“What if this is our last Christmas together?” If someone in your family has been diagnosed with a terminal illness, this stomach-dropping, breath-stealing question has likely crossed your mind. I remember the first time it struck me.
John’s symptoms started in late summer of 2013 and were slowly progressing at first, so not only did we lack a diagnosis that Christmas, we also didn’t struggle with the “What if?” question. However, only a year later, things were much different. John was in a wheelchair and needed me to help him with transfers; I was showering and dressing him; his speech had become unintelligible; and his newly placed PEG tube was his only feeding method. Slow was definitely not an adjective used to describe his progression anymore, and though we had already learned how important it was to be grateful for what we had rather than mourn what we might lose, the thought of losing Christmases caused a slight regression.
As I dressed him one morning, we looked at each other and realized we both had that same thought, and I asked him about it. Even though we agreed it could have been his last Christmas, we decided to stop focusing on it, and since we had talked about it, we could help each other. (That dumb tendency I have to blurt out those uncomfortable things is sometimes helpful!) When Christmas rolled around last year, he couldn’t even move his hands or arms and could barely move his legs… and breathing had become difficult. However, I reminded him of our pact to enjoy the moment, and that is exactly what we did. Our last Christmas was wonderful.
This year, though, “What if?” has no place. Instead, a different phrase echoes in my head, and has for almost nine months as I experience all the “firsts” without John. That phrase is, “Different doesn’t mean it’s wrong.” When I bought a new vehicle – “Different doesn’t mean it’s wrong.” When we went on vacation without John, celebrated Thanksgiving in New York, transitioned to public school, and all the little things in between – “Different doesn’t mean it’s wrong.” When John’s stocking stayed in the storage bin – “Different doesn’t mean it’s wrong.”
|Heather and Her Sons During Their Different, but not Wrong, Christmas|
Proverbs 16:9 says, “In their hearts humans plan their course, but the Lord establishes their steps.” The timing of John’s death was no accident, and being left here without him was not a mistake. Of course things are different now, but that doesn't mean they are wrong. I do still have moments occasionally in which I just want to cry because I do miss John. Being a single, widowed mother is hard, and life with him was so good that I do long for that kind of marriage again. However, I know that my time with him was a gift, and I can continue to be grateful for and enjoy what I have, rather than focus on what I don’t. Most importantly, even though God’s plan meant living through John’s terminal illness and death, I trust that it is good because I know God is faithful, and He has already begun to show me how He is using those difficult experiences to bring hope and encouragement to several other Inheritance of Hope families who are living through the same struggles. I can’t fix everything for them, but I understand, and that is truly a gift.

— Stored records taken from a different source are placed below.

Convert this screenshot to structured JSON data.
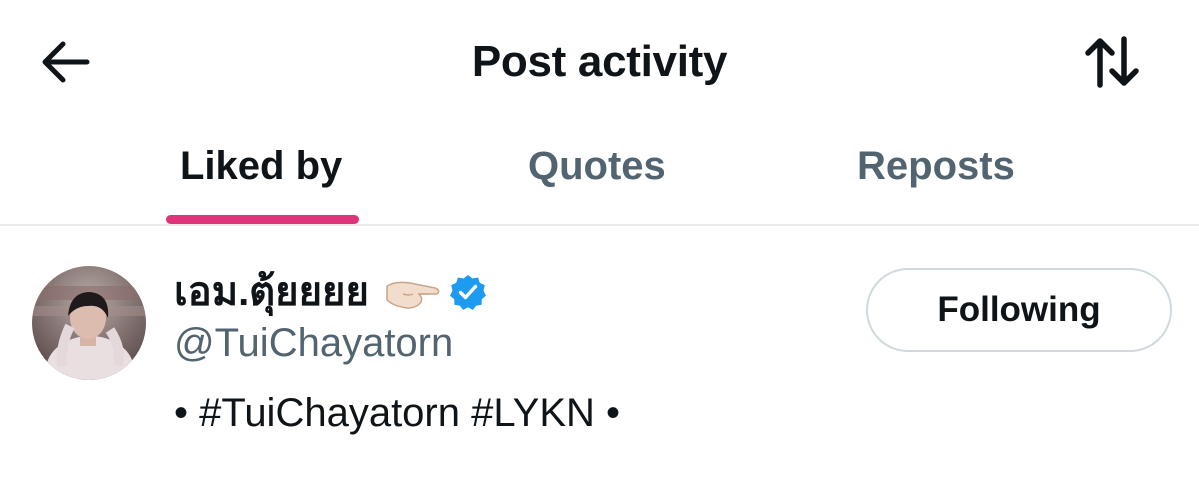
{
  "header": {
    "title": "Post activity",
    "back_icon": "arrow-left-icon",
    "sort_icon": "sort-arrows-icon"
  },
  "tabs": [
    {
      "label": "Liked by",
      "active": true
    },
    {
      "label": "Quotes",
      "active": false
    },
    {
      "label": "Reposts",
      "active": false
    }
  ],
  "users": [
    {
      "display_name": "เอม.ตุ้ยยยย",
      "emoji_icon": "pointing-hand-icon",
      "verified": true,
      "handle": "@TuiChayatorn",
      "bio": "• #TuiChayatorn #LYKN •",
      "follow_label": "Following"
    }
  ],
  "colors": {
    "text_primary": "#0f1419",
    "text_secondary": "#536471",
    "tab_indicator": "#e0347a",
    "verified": "#1d9bf0",
    "divider": "#e7e9ea",
    "button_border": "#cfd9de"
  }
}
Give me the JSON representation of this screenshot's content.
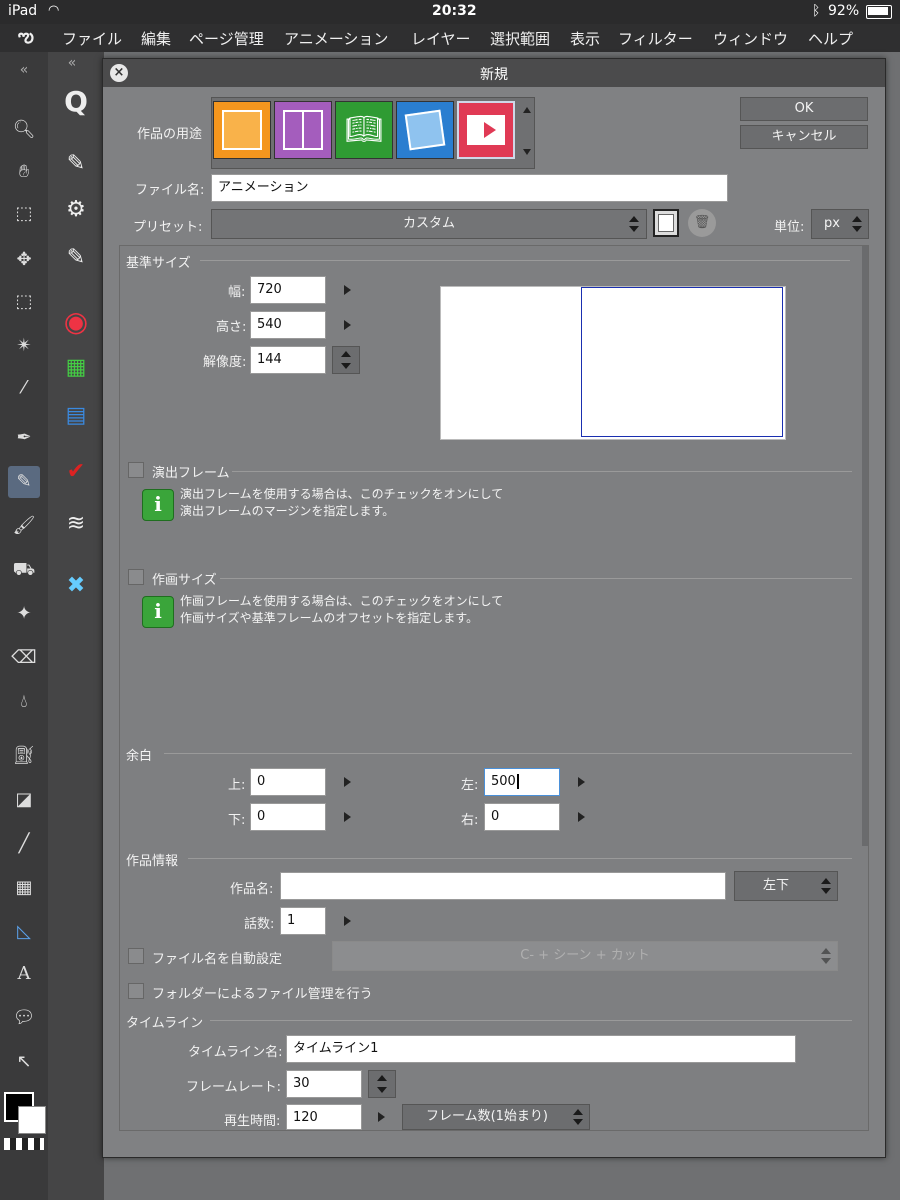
{
  "status_bar": {
    "device": "iPad",
    "time": "20:32",
    "battery": "92%"
  },
  "menu": [
    "ファイル",
    "編集",
    "ページ管理",
    "アニメーション",
    "レイヤー",
    "選択範囲",
    "表示",
    "フィルター",
    "ウィンドウ",
    "ヘルプ"
  ],
  "dialog": {
    "title": "新規",
    "ok": "OK",
    "cancel": "キャンセル",
    "purpose_label": "作品の用途",
    "filename_label": "ファイル名:",
    "filename_value": "アニメーション",
    "preset_label": "プリセット:",
    "preset_value": "カスタム",
    "unit_label": "単位:",
    "unit_value": "px",
    "base_size": {
      "section": "基準サイズ",
      "width_label": "幅:",
      "width": "720",
      "height_label": "高さ:",
      "height": "540",
      "resolution_label": "解像度:",
      "resolution": "144"
    },
    "staging_frame": {
      "label": "演出フレーム",
      "info": [
        "演出フレームを使用する場合は、このチェックをオンにして",
        "演出フレームのマージンを指定します。"
      ]
    },
    "drawing_size": {
      "label": "作画サイズ",
      "info": [
        "作画フレームを使用する場合は、このチェックをオンにして",
        "作画サイズや基準フレームのオフセットを指定します。"
      ]
    },
    "margin": {
      "section": "余白",
      "top_label": "上:",
      "top": "0",
      "bottom_label": "下:",
      "bottom": "0",
      "left_label": "左:",
      "left": "500",
      "right_label": "右:",
      "right": "0"
    },
    "work_info": {
      "section": "作品情報",
      "title_label": "作品名:",
      "title_value": "",
      "position_value": "左下",
      "episode_label": "話数:",
      "episode": "1",
      "auto_filename_label": "ファイル名を自動設定",
      "auto_filename_value": "C- + シーン + カット",
      "folder_manage_label": "フォルダーによるファイル管理を行う"
    },
    "timeline": {
      "section": "タイムライン",
      "name_label": "タイムライン名:",
      "name": "タイムライン1",
      "framerate_label": "フレームレート:",
      "framerate": "30",
      "duration_label": "再生時間:",
      "duration": "120",
      "duration_unit": "フレーム数(1始まり)"
    }
  },
  "colors": {
    "accent_blue": "#1a2fb0",
    "info_green": "#3aa53a"
  }
}
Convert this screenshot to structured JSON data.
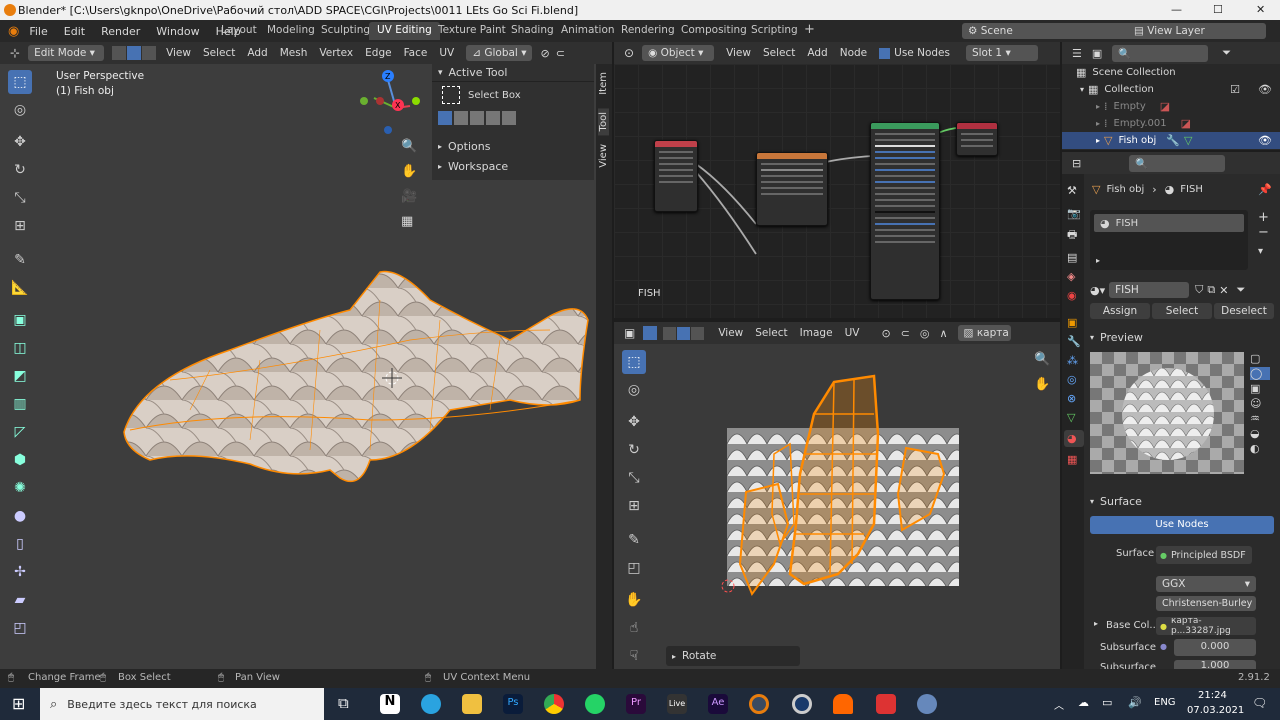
{
  "window": {
    "title": "Blender* [C:\\Users\\gknpo\\OneDrive\\Рабочий стол\\ADD SPACE\\CGI\\Projects\\0011 LEts Go Sci Fi.blend]"
  },
  "menu": [
    "File",
    "Edit",
    "Render",
    "Window",
    "Help"
  ],
  "workspaces": [
    "Layout",
    "Modeling",
    "Sculpting",
    "UV Editing",
    "Texture Paint",
    "Shading",
    "Animation",
    "Rendering",
    "Compositing",
    "Scripting"
  ],
  "active_workspace": "UV Editing",
  "scene": "Scene",
  "view_layer": "View Layer",
  "viewport": {
    "mode": "Edit Mode",
    "menus": [
      "View",
      "Select",
      "Add",
      "Mesh",
      "Vertex",
      "Edge",
      "Face",
      "UV"
    ],
    "orientation": "Global",
    "perspective": "User Perspective",
    "object": "(1) Fish obj"
  },
  "npanel": {
    "active_tool": "Active Tool",
    "select_box": "Select Box",
    "options": "Options",
    "workspace": "Workspace",
    "tabs": [
      "Item",
      "Tool",
      "View"
    ]
  },
  "node_editor": {
    "type": "Object",
    "menus": [
      "View",
      "Select",
      "Add",
      "Node"
    ],
    "use_nodes": "Use Nodes",
    "slot": "Slot 1",
    "material_label": "FISH"
  },
  "uv_editor": {
    "menus": [
      "View",
      "Select",
      "Image",
      "UV"
    ],
    "image": "карта",
    "rotate": "Rotate"
  },
  "outliner": {
    "root": "Scene Collection",
    "items": [
      {
        "name": "Collection"
      },
      {
        "name": "Empty"
      },
      {
        "name": "Empty.001"
      },
      {
        "name": "Fish obj"
      }
    ]
  },
  "properties": {
    "object": "Fish obj",
    "material": "FISH",
    "slot_item": "FISH",
    "mat_field": "FISH",
    "assign": "Assign",
    "select": "Select",
    "deselect": "Deselect",
    "preview": "Preview",
    "surface_header": "Surface",
    "use_nodes": "Use Nodes",
    "surface_label": "Surface",
    "surface_value": "Principled BSDF",
    "distribution": "GGX",
    "subsurface_method": "Christensen-Burley",
    "base_color_label": "Base Col...",
    "base_color_value": "карта-р...33287.jpg",
    "subsurface_label": "Subsurface",
    "subsurface_value": "0.000",
    "subsurface2_label": "Subsurface",
    "subsurface2_value": "1.000"
  },
  "status": {
    "change_frame": "Change Frame",
    "box_select": "Box Select",
    "pan_view": "Pan View",
    "uv_context": "UV Context Menu",
    "version": "2.91.2"
  },
  "taskbar": {
    "search": "Введите здесь текст для поиска",
    "lang": "ENG",
    "time": "21:24",
    "date": "07.03.2021"
  },
  "colors": {
    "accent": "#4772b3",
    "orange": "#ff8a00",
    "bg": "#1d1d1d",
    "panel": "#303030"
  }
}
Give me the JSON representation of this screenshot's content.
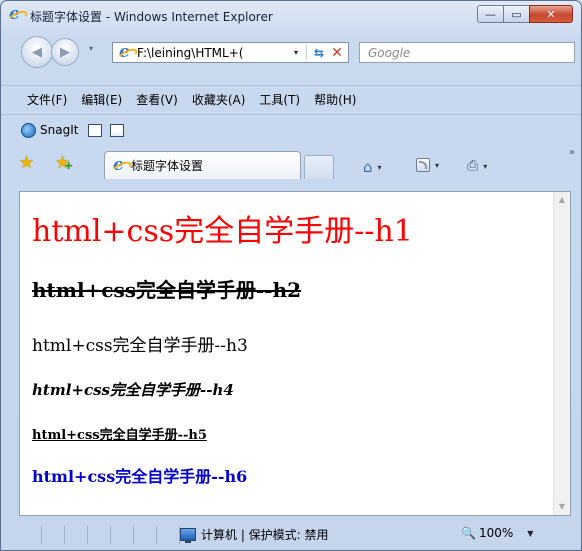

I do want to clarify something, though. A broken family, whether from abandonment, illness, death, or divorce, was never God’s intention. When sin entered the world, so did death, sickness, sadness, and pain, so in that way, this life is a deviation from the ideal. However, we do not have to be consumed by that! There is a rescue plan, a bridge back to the ideal, along with a helper who gives us peace and strength until we reach it. THAT is what we should celebrate this Christmas, not that we are with those we love, but that the One who loves us more than any other sent His son to earth to suffer so that we could experience earthly lives full of meaning and hope and eternal lives wrapped in the joy of His presence.
Very soon, 22 other IoH families, including two who were just with us a month ago in New York, will also experience their “first” Christmas without their loved ones, while the 30 families who are waiting to receive Legacy Retreats®, along with many others who have already been served, will continue to ask themselves “What if?” Please join me in praying for them, that they will all find hope in Jesus and will be filled with peace and strength through the power of the Holy Spirit, so that they will also be able to find contentment and joy in each moment, no matter what day or how difficult it is.
Merry Christmas, everyone! I pray you will enjoy celebrating the love of Jesus and seek out chances to share it with others as well.
Heather attended Inheritance of Hope's August 2014 Legacy Retreat® with her husband, who had ALS, and their two sons. She is now part of IoH's office staff and also serves as a Legacy Retreat® Coordinator. You can see more posts by her at posthope.org/john-crawford/journal, where this entry originally appeared.